For KLRE clients, the cost of an initial consultation is included with every listing agreement, but sellers will pay for furniture and accessory rentals.

Fleming said a basic consultation — which includes a visit to the house, a meeting with clients and a list of recommendations — is $350. Usually, she said, the agent pays that fee and recoups it once you sell.

She said a completely vacant home can cost $3,000 to $15,000 for a 30-day contract, depending on how many rooms you're staging — that survey found the living room, main bedroom and kitchen are most important — and for how long. But she's had clients spend upward of $150,000 to $200,000 for her to manage subcontractors on projects that are too small for a big builder and too big for a handyman.
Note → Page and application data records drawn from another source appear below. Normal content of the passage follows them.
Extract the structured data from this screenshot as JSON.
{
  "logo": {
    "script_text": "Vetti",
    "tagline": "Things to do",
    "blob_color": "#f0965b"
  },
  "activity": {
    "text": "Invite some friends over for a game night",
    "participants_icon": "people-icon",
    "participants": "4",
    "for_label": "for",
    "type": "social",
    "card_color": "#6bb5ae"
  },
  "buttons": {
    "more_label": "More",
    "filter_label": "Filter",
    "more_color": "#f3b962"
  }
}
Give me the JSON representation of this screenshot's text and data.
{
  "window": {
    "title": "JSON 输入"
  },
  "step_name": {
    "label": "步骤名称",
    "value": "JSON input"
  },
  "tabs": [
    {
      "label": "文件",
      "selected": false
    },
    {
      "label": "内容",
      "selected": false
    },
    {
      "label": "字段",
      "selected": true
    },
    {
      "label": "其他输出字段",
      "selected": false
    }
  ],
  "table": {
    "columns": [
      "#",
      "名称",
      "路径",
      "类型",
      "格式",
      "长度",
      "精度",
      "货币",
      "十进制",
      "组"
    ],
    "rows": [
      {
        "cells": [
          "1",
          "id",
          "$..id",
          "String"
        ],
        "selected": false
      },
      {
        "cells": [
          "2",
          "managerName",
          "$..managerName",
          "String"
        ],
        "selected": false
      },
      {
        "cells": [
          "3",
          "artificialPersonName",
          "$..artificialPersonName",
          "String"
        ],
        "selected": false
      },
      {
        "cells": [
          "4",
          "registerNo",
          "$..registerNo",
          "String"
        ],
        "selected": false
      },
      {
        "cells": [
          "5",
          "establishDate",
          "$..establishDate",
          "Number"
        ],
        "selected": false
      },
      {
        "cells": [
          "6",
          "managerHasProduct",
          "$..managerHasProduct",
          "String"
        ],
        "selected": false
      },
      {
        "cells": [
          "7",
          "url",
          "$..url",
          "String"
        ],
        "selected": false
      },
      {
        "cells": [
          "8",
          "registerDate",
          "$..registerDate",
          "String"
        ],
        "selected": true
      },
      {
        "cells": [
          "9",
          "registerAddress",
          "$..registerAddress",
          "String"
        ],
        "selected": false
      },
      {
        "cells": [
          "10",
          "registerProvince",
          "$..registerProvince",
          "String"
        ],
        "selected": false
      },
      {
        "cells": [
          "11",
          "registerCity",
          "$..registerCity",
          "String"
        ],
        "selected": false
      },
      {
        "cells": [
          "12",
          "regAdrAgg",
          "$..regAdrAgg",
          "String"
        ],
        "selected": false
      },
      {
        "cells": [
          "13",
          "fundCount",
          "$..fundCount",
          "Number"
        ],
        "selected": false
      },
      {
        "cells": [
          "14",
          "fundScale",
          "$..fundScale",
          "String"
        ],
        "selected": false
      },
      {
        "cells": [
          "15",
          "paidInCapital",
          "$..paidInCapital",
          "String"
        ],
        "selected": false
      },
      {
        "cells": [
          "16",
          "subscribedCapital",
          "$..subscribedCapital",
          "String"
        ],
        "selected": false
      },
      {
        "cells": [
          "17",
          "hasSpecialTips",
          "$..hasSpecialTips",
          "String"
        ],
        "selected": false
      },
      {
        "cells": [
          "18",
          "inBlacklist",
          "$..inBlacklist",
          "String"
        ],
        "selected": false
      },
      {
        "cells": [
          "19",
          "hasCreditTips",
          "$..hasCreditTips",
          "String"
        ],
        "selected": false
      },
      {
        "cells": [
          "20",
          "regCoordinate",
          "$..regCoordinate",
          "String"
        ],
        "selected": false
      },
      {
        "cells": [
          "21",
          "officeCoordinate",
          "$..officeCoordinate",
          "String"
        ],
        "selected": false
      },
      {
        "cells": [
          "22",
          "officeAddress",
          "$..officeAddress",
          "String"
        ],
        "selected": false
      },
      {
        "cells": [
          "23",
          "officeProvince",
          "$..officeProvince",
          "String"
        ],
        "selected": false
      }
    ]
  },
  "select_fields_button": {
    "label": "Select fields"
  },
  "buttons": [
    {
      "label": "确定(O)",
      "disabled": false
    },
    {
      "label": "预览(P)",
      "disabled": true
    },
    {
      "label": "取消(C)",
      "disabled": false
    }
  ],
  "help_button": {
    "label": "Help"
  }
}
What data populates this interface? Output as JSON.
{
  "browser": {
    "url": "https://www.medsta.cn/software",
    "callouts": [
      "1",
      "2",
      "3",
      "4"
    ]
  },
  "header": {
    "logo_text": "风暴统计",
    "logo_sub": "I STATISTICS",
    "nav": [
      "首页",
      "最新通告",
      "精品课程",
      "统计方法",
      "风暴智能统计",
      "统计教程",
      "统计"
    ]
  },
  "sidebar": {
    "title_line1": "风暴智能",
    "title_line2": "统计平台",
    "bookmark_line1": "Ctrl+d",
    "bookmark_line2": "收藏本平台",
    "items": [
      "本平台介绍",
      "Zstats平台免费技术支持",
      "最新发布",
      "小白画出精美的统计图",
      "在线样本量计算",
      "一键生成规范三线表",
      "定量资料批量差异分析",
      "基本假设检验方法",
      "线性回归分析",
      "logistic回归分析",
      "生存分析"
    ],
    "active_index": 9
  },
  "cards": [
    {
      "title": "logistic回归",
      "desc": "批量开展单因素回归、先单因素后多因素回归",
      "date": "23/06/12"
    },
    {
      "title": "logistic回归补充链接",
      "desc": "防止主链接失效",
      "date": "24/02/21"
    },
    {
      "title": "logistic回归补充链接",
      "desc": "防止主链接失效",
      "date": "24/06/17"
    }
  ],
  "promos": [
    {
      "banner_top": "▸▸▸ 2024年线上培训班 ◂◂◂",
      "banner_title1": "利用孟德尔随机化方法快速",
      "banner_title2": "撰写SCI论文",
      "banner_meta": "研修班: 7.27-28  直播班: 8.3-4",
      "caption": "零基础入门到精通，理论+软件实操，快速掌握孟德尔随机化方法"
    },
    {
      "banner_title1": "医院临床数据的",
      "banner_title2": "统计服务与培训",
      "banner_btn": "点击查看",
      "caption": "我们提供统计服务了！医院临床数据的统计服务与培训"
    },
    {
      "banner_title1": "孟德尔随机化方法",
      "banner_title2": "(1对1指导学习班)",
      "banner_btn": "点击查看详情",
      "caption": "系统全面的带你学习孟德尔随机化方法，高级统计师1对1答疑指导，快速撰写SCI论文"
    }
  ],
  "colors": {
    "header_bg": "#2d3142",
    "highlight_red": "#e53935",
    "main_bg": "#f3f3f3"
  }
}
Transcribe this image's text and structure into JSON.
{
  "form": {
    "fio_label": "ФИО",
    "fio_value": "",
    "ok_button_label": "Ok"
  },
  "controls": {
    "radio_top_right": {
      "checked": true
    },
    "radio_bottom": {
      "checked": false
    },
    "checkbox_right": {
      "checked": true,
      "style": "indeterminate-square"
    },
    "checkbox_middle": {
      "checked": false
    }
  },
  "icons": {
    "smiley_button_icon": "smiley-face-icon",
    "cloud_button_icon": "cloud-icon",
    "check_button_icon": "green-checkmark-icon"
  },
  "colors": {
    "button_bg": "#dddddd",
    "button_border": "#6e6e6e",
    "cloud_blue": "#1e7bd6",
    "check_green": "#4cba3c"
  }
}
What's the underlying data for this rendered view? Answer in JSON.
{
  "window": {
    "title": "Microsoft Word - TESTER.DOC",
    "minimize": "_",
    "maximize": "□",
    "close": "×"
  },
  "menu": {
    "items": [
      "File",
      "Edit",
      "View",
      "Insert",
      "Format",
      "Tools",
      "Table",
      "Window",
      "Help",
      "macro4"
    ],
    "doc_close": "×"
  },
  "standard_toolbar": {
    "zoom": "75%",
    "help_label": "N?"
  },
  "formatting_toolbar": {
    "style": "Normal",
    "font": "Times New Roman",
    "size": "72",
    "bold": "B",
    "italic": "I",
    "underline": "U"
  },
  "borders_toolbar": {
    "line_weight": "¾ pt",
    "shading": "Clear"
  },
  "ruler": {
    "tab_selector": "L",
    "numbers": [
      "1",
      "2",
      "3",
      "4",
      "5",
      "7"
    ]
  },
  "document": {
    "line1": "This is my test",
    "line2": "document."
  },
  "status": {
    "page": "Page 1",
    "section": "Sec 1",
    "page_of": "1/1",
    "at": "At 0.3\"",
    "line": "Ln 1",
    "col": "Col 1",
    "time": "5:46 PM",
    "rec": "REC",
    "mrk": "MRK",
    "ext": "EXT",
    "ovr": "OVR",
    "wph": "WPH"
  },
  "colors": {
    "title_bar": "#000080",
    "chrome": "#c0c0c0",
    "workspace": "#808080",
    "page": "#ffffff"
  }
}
"If house doesn't sell quickly, you'll be incurring some rental or renewal fees," Fleming said. "The value of staging can change quite a bit if you're on the market a long time. That's where it turns upside down for you."

Kari Michael, president and founder of Kariel Staging & Decor in Crystal, said she only stages vacant homes. The starting point for those jobs is $2,000 to $2,500 for a living room, dining room, kitchen and primary bedroom, including decor and 90-day furniture rental.

For the highest-end homes, like those on the Parade Of Homes and Luxury Home Tours, you will easily pay more than $10,000.

First impressions

Most buyers today are shopping online, so they're looking at photos of your house first. A properly staged house is key to making great photos that will spur the buyer to see it in person.

The goal, Fleming said, is to usher as many buyers as possible into the house during the first couple of days it's on the market so there's a sense of competition and urgency. That can influence someone to offer more than the asking price.

"You have to create fear that the buyer will lose the house," Fleming said. "People want what they want, and they're willing to pay for it."

Michael agreed.

"When a room is staged, it is easily defined," she said. "But when they are empty, it can make it difficult for the potential buyer to know what they are looking at."

Feelings, not data

Fleming said what differentiates her from an agent is an agent focuses on market information while she hones in on emotion.

"I know what makes people feel like they want to live and spend more time in the space," she said. "We're going beyond data."

Staging a house can be a humbling and sometimes painful experience because sellers have to confront parts of their home others might not like. Fleming is the one to gently deliver that news.

"Not every Realtor wants to be the bad cop," she said. "And I don't have a profit or loss based on how the listing proceeds."

Fleming likes to meet with all her staging clients before starting to make sure they're comfortable with the coming changes.

"I want them to ask questions. I have to read their body language to know what's overwhelming to them and what I can say to them," she said. "You have to have an enormous amount of respect for people and their homes."